/---
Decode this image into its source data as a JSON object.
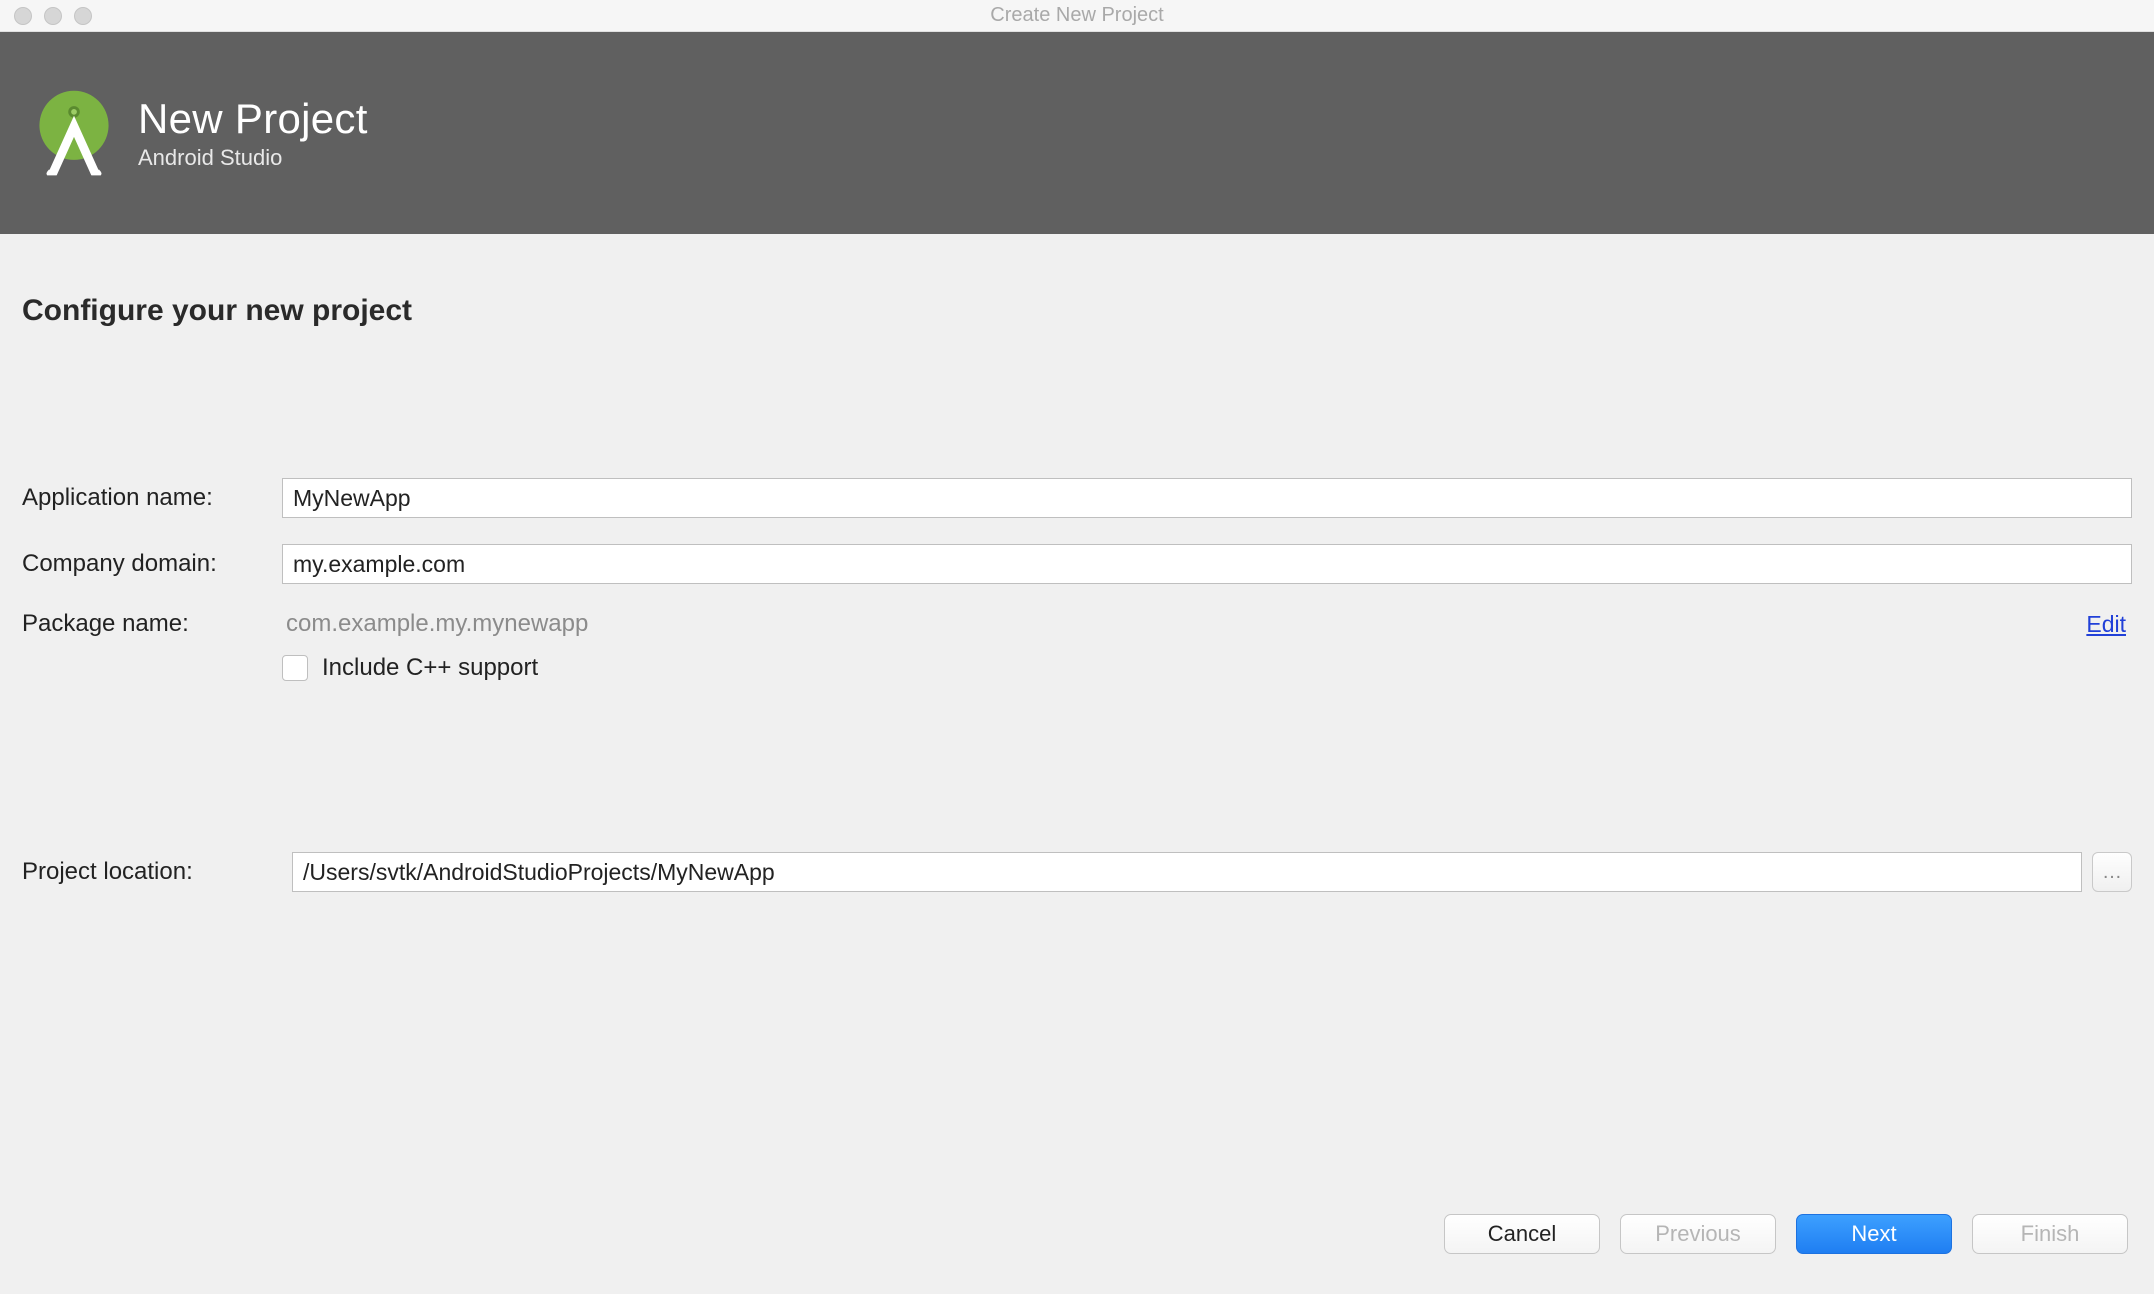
{
  "window": {
    "title": "Create New Project"
  },
  "header": {
    "title": "New Project",
    "subtitle": "Android Studio"
  },
  "section": {
    "title": "Configure your new project"
  },
  "form": {
    "app_name_label": "Application name:",
    "app_name_value": "MyNewApp",
    "company_label": "Company domain:",
    "company_value": "my.example.com",
    "package_label": "Package name:",
    "package_value": "com.example.my.mynewapp",
    "edit_label": "Edit",
    "cpp_label": "Include C++ support",
    "location_label": "Project location:",
    "location_value": "/Users/svtk/AndroidStudioProjects/MyNewApp",
    "browse_label": "…"
  },
  "buttons": {
    "cancel": "Cancel",
    "previous": "Previous",
    "next": "Next",
    "finish": "Finish"
  }
}
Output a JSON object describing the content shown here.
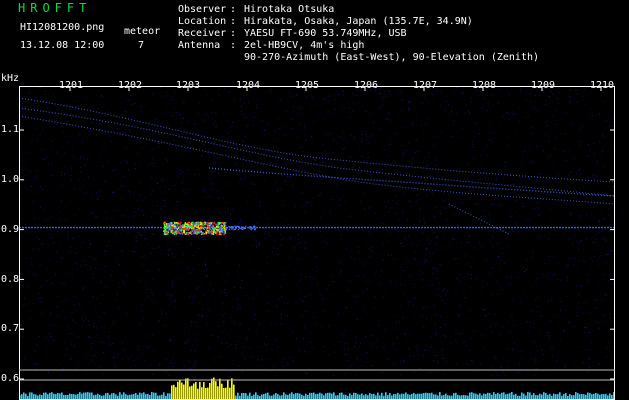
{
  "header": {
    "app_title": "HROFFT",
    "file_name": "HI12081200.png",
    "date_time": "13.12.08 12:00",
    "meteor_label": "meteor",
    "meteor_count": "7"
  },
  "info": [
    {
      "key": "Observer",
      "sep": ":",
      "value": "Hirotaka Otsuka"
    },
    {
      "key": "Location",
      "sep": ":",
      "value": "Hirakata, Osaka, Japan (135.7E, 34.9N)"
    },
    {
      "key": "Receiver",
      "sep": ":",
      "value": "YAESU FT-690 53.749MHz, USB"
    },
    {
      "key": "Antenna",
      "sep": ":",
      "value": "2el-HB9CV, 4m's high"
    },
    {
      "key": "",
      "sep": "",
      "value": "90-270-Azimuth (East-West), 90-Elevation (Zenith)"
    }
  ],
  "axes": {
    "y_unit": "kHz",
    "x_ticks": [
      "1201",
      "1202",
      "1203",
      "1204",
      "1205",
      "1206",
      "1207",
      "1208",
      "1209",
      "1210"
    ],
    "y_ticks": [
      "1.1",
      "1.0",
      "0.9",
      "0.8",
      "0.7",
      "0.6"
    ],
    "y_tick_values": [
      1.1,
      1.0,
      0.9,
      0.8,
      0.7,
      0.6
    ]
  },
  "colors": {
    "background": "#000000",
    "title": "#00dd44",
    "text": "#ffffff",
    "noise": "#1a1a8c",
    "signal_trace": "#4a6cff",
    "carrier": "#3f6bff",
    "meteor_hot": "#ff2a00",
    "meteor_warm": "#ffee00",
    "meteor_cool": "#22ff66",
    "count_bar": "#33ccff",
    "count_bar_peak": "#ffff00",
    "frame": "#ffffff"
  }
}
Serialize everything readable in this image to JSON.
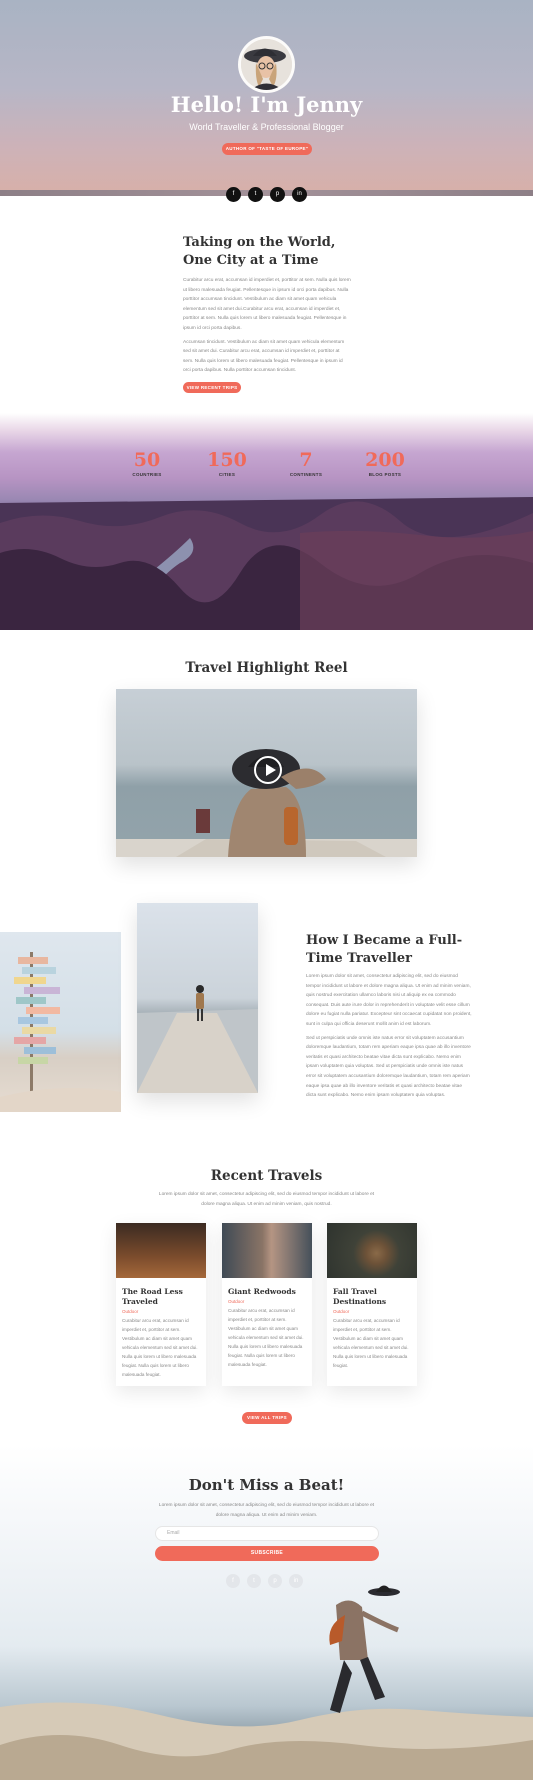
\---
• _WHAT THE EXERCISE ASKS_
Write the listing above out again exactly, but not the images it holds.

• _TASK ANSWER_
Decode this image into its source data as a JSON object.
{
  "window": {
    "title": "Create New Project"
  },
  "header": {
    "title": "New Project",
    "subtitle": "Android Studio"
  },
  "section": {
    "title": "Configure your new project"
  },
  "form": {
    "app_name_label": "Application name:",
    "app_name_value": "MyNewApp",
    "company_label": "Company domain:",
    "company_value": "my.example.com",
    "package_label": "Package name:",
    "package_value": "com.example.my.mynewapp",
    "edit_label": "Edit",
    "cpp_label": "Include C++ support",
    "location_label": "Project location:",
    "location_value": "/Users/svtk/AndroidStudioProjects/MyNewApp",
    "browse_label": "…"
  },
  "buttons": {
    "cancel": "Cancel",
    "previous": "Previous",
    "next": "Next",
    "finish": "Finish"
  }
}
Output a JSON object describing the content shown here.
{
  "header": {
    "app_title": "HROFFT",
    "file_name": "HI12081200.png",
    "date_time": "13.12.08 12:00",
    "meteor_label": "meteor",
    "meteor_count": "7"
  },
  "info": [
    {
      "key": "Observer",
      "sep": ":",
      "value": "Hirotaka Otsuka"
    },
    {
      "key": "Location",
      "sep": ":",
      "value": "Hirakata, Osaka, Japan (135.7E, 34.9N)"
    },
    {
      "key": "Receiver",
      "sep": ":",
      "value": "YAESU FT-690 53.749MHz, USB"
    },
    {
      "key": "Antenna",
      "sep": ":",
      "value": "2el-HB9CV, 4m's high"
    },
    {
      "key": "",
      "sep": "",
      "value": "90-270-Azimuth (East-West), 90-Elevation (Zenith)"
    }
  ],
  "axes": {
    "y_unit": "kHz",
    "x_ticks": [
      "1201",
      "1202",
      "1203",
      "1204",
      "1205",
      "1206",
      "1207",
      "1208",
      "1209",
      "1210"
    ],
    "y_ticks": [
      "1.1",
      "1.0",
      "0.9",
      "0.8",
      "0.7",
      "0.6"
    ],
    "y_tick_values": [
      1.1,
      1.0,
      0.9,
      0.8,
      0.7,
      0.6
    ]
  },
  "colors": {
    "background": "#000000",
    "title": "#00dd44",
    "text": "#ffffff",
    "noise": "#1a1a8c",
    "signal_trace": "#4a6cff",
    "carrier": "#3f6bff",
    "meteor_hot": "#ff2a00",
    "meteor_warm": "#ffee00",
    "meteor_cool": "#22ff66",
    "count_bar": "#33ccff",
    "count_bar_peak": "#ffff00",
    "frame": "#ffffff"
  }
}
Serialize everything readable in this image to JSON.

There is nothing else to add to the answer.